EXERCISE DETAILS:
Whatever pictures appear, omit them, and repeat the data below exactly.

::::

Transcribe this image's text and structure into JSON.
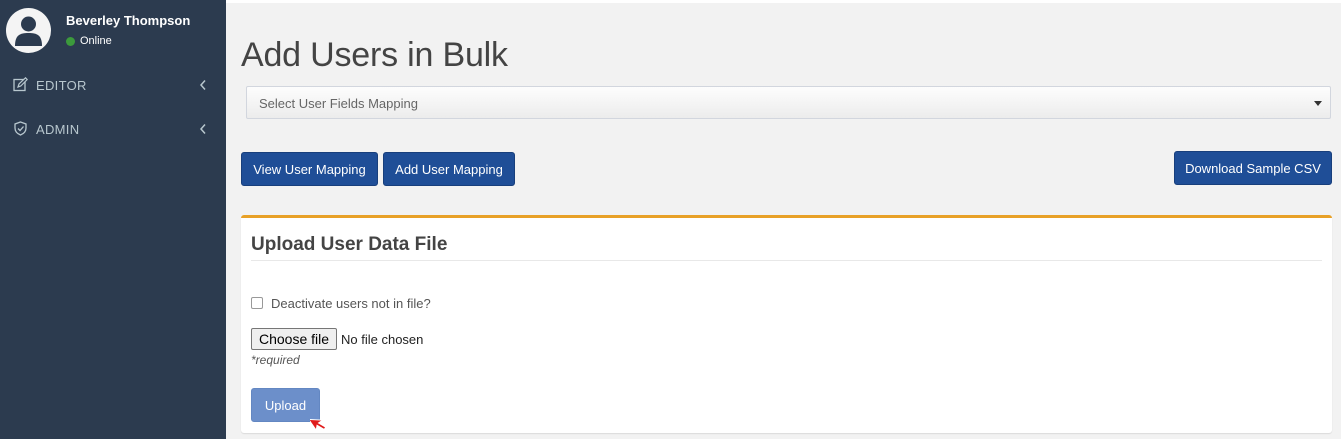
{
  "user": {
    "name": "Beverley Thompson",
    "status": "Online",
    "status_color": "#3c9a3c",
    "avatar_icon": "user-avatar-icon"
  },
  "sidebar": {
    "items": [
      {
        "label": "EDITOR",
        "icon": "edit-icon",
        "chevron": "chevron-left-icon"
      },
      {
        "label": "ADMIN",
        "icon": "shield-icon",
        "chevron": "chevron-left-icon"
      }
    ]
  },
  "page": {
    "title": "Add Users in Bulk"
  },
  "mapping_select": {
    "placeholder": "Select User Fields Mapping"
  },
  "buttons": {
    "view_mapping": "View User Mapping",
    "add_mapping": "Add User Mapping",
    "download_csv": "Download Sample CSV",
    "primary_color": "#1f4e97"
  },
  "upload_box": {
    "title": "Upload User Data File",
    "accent_color": "#e8a127",
    "deactivate_label": "Deactivate users not in file?",
    "deactivate_checked": false,
    "choose_file_label": "Choose file",
    "file_status": "No file chosen",
    "required_note": "*required",
    "upload_label": "Upload"
  }
}
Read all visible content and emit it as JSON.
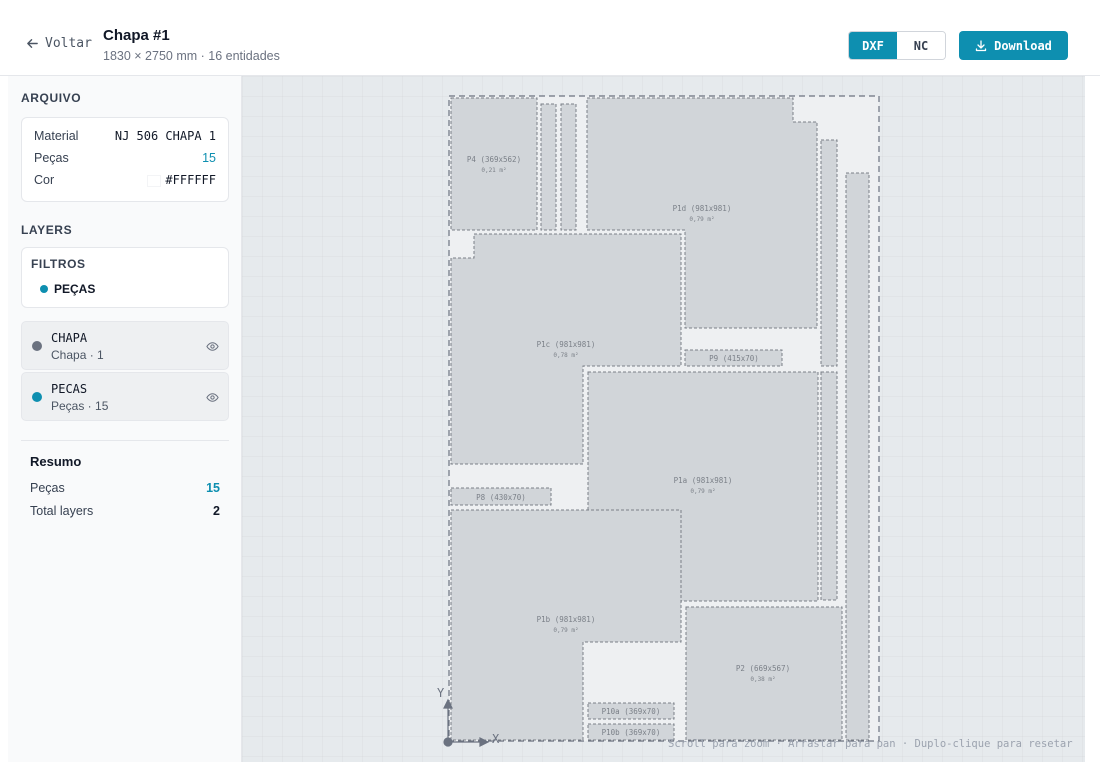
{
  "header": {
    "back_label": "Voltar",
    "title": "Chapa #1",
    "subtitle": "1830 × 2750 mm · 16 entidades",
    "format_options": [
      "DXF",
      "NC"
    ],
    "active_format": "DXF",
    "download_label": "Download",
    "accent_color": "#0e8fb0"
  },
  "sidebar": {
    "arquivo_label": "ARQUIVO",
    "arquivo": {
      "material_label": "Material",
      "material_value": "NJ 506 CHAPA 1",
      "pecas_label": "Peças",
      "pecas_value": "15",
      "cor_label": "Cor",
      "cor_value": "#FFFFFF"
    },
    "layers_label": "LAYERS",
    "filtros_label": "FILTROS",
    "filtro_chip": "PEÇAS",
    "layers": [
      {
        "name": "CHAPA",
        "sub": "Chapa · 1",
        "color": "#6b7280"
      },
      {
        "name": "PECAS",
        "sub": "Peças · 15",
        "color": "#0e8fb0"
      }
    ],
    "resumo": {
      "title": "Resumo",
      "pecas_label": "Peças",
      "pecas_value": "15",
      "total_label": "Total layers",
      "total_value": "2"
    }
  },
  "canvas": {
    "hint": "Scroll para zoom · Arrastar para pan · Duplo-clique para resetar",
    "axis_x": "X",
    "axis_y": "Y",
    "sheet": {
      "width_mm": 1830,
      "height_mm": 2750
    },
    "parts": {
      "p4": {
        "label": "P4 (369x562)",
        "area": "0,21 m²"
      },
      "p1d": {
        "label": "P1d (981x981)",
        "area": "0,79 m²"
      },
      "p1c": {
        "label": "P1c (981x981)",
        "area": "0,78 m²"
      },
      "p9": {
        "label": "P9 (415x70)"
      },
      "p1a": {
        "label": "P1a (981x981)",
        "area": "0,79 m²"
      },
      "p8": {
        "label": "P8 (430x70)"
      },
      "p1b": {
        "label": "P1b (981x981)",
        "area": "0,79 m²"
      },
      "p2": {
        "label": "P2 (669x567)",
        "area": "0,38 m²"
      },
      "p10a": {
        "label": "P10a (369x70)"
      },
      "p10b": {
        "label": "P10b (369x70)"
      }
    }
  }
}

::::

WRITTEN RESPONSE:
Transcribe this image's text and structure into JSON.
{
  "user": {
    "name": "Beverley Thompson",
    "status": "Online",
    "status_color": "#3c9a3c",
    "avatar_icon": "user-avatar-icon"
  },
  "sidebar": {
    "items": [
      {
        "label": "EDITOR",
        "icon": "edit-icon",
        "chevron": "chevron-left-icon"
      },
      {
        "label": "ADMIN",
        "icon": "shield-icon",
        "chevron": "chevron-left-icon"
      }
    ]
  },
  "page": {
    "title": "Add Users in Bulk"
  },
  "mapping_select": {
    "placeholder": "Select User Fields Mapping"
  },
  "buttons": {
    "view_mapping": "View User Mapping",
    "add_mapping": "Add User Mapping",
    "download_csv": "Download Sample CSV",
    "primary_color": "#1f4e97"
  },
  "upload_box": {
    "title": "Upload User Data File",
    "accent_color": "#e8a127",
    "deactivate_label": "Deactivate users not in file?",
    "deactivate_checked": false,
    "choose_file_label": "Choose file",
    "file_status": "No file chosen",
    "required_note": "*required",
    "upload_label": "Upload"
  }
}
Read all visible content and emit it as JSON.
{
  "header": {
    "back_label": "Voltar",
    "title": "Chapa #1",
    "subtitle": "1830 × 2750 mm · 16 entidades",
    "format_options": [
      "DXF",
      "NC"
    ],
    "active_format": "DXF",
    "download_label": "Download",
    "accent_color": "#0e8fb0"
  },
  "sidebar": {
    "arquivo_label": "ARQUIVO",
    "arquivo": {
      "material_label": "Material",
      "material_value": "NJ 506 CHAPA 1",
      "pecas_label": "Peças",
      "pecas_value": "15",
      "cor_label": "Cor",
      "cor_value": "#FFFFFF"
    },
    "layers_label": "LAYERS",
    "filtros_label": "FILTROS",
    "filtro_chip": "PEÇAS",
    "layers": [
      {
        "name": "CHAPA",
        "sub": "Chapa · 1",
        "color": "#6b7280"
      },
      {
        "name": "PECAS",
        "sub": "Peças · 15",
        "color": "#0e8fb0"
      }
    ],
    "resumo": {
      "title": "Resumo",
      "pecas_label": "Peças",
      "pecas_value": "15",
      "total_label": "Total layers",
      "total_value": "2"
    }
  },
  "canvas": {
    "hint": "Scroll para zoom · Arrastar para pan · Duplo-clique para resetar",
    "axis_x": "X",
    "axis_y": "Y",
    "sheet": {
      "width_mm": 1830,
      "height_mm": 2750
    },
    "parts": {
      "p4": {
        "label": "P4 (369x562)",
        "area": "0,21 m²"
      },
      "p1d": {
        "label": "P1d (981x981)",
        "area": "0,79 m²"
      },
      "p1c": {
        "label": "P1c (981x981)",
        "area": "0,78 m²"
      },
      "p9": {
        "label": "P9 (415x70)"
      },
      "p1a": {
        "label": "P1a (981x981)",
        "area": "0,79 m²"
      },
      "p8": {
        "label": "P8 (430x70)"
      },
      "p1b": {
        "label": "P1b (981x981)",
        "area": "0,79 m²"
      },
      "p2": {
        "label": "P2 (669x567)",
        "area": "0,38 m²"
      },
      "p10a": {
        "label": "P10a (369x70)"
      },
      "p10b": {
        "label": "P10b (369x70)"
      }
    }
  }
}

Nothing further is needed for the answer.